Within the diagnosis of Achalasia there are three types, l, ll and lll, which compounds its complexity. To add  to the frustration of this disease, most doctors will never see a case  of it in their entire careers. Thus it is most often misdiagnosed  causing years of pain and struggle.
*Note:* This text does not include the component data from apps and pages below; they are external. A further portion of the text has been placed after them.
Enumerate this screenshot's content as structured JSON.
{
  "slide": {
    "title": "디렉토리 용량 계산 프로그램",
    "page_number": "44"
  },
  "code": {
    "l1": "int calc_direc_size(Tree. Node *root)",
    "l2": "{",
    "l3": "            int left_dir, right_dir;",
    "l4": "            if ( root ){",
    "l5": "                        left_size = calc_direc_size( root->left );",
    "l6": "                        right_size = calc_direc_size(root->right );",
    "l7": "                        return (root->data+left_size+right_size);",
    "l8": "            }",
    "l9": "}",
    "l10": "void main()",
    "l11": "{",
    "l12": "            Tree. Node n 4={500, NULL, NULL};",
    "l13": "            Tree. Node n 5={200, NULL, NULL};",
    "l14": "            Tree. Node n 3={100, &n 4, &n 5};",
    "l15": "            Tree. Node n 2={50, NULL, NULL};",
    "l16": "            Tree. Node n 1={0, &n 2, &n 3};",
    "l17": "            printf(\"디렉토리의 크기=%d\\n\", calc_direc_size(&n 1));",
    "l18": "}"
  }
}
There is a desperate need for  research and awareness to bring this disease to the public and in turn  to medical personnel so that those with Achalasia can procure timely  diagnosis and treatment. autoimmune disease rare disease


Medical Advisors

Dr. Siva Raja
Department of Thoracic and Cardiovascular Surgery, Cleveland Clinic.

Dr. Scott Gabbard 

Department of Gastroenterology and Hepatology, Cleveland Clinic

Dr. Pankaj Jay Pasricha  
Johns Hopkins University School of Medicine
Director, Johns Hopkins Center for Neurogastroenterology

Dr Steven Demeester
Thoracic Surgery, Portland, Oregon  

Formerly with USC Keck School of Medicine

Dr. John Pandolfino
Department of Gastroenterology, Northwestern Division Chief, Chicago

Dr. Homero Rivas
Director of Innovative Surgery, Stanford Assistant Professor of Surgery

Dr. Joel Richter
USF Division of Digestive Diseases and Nutrition, Tampa, Florida

Dr. Haru Inoue
Director of Digestive Disease Center, Showa University, Koto Toyosu Hospital
Developer of POEM procedure in humans.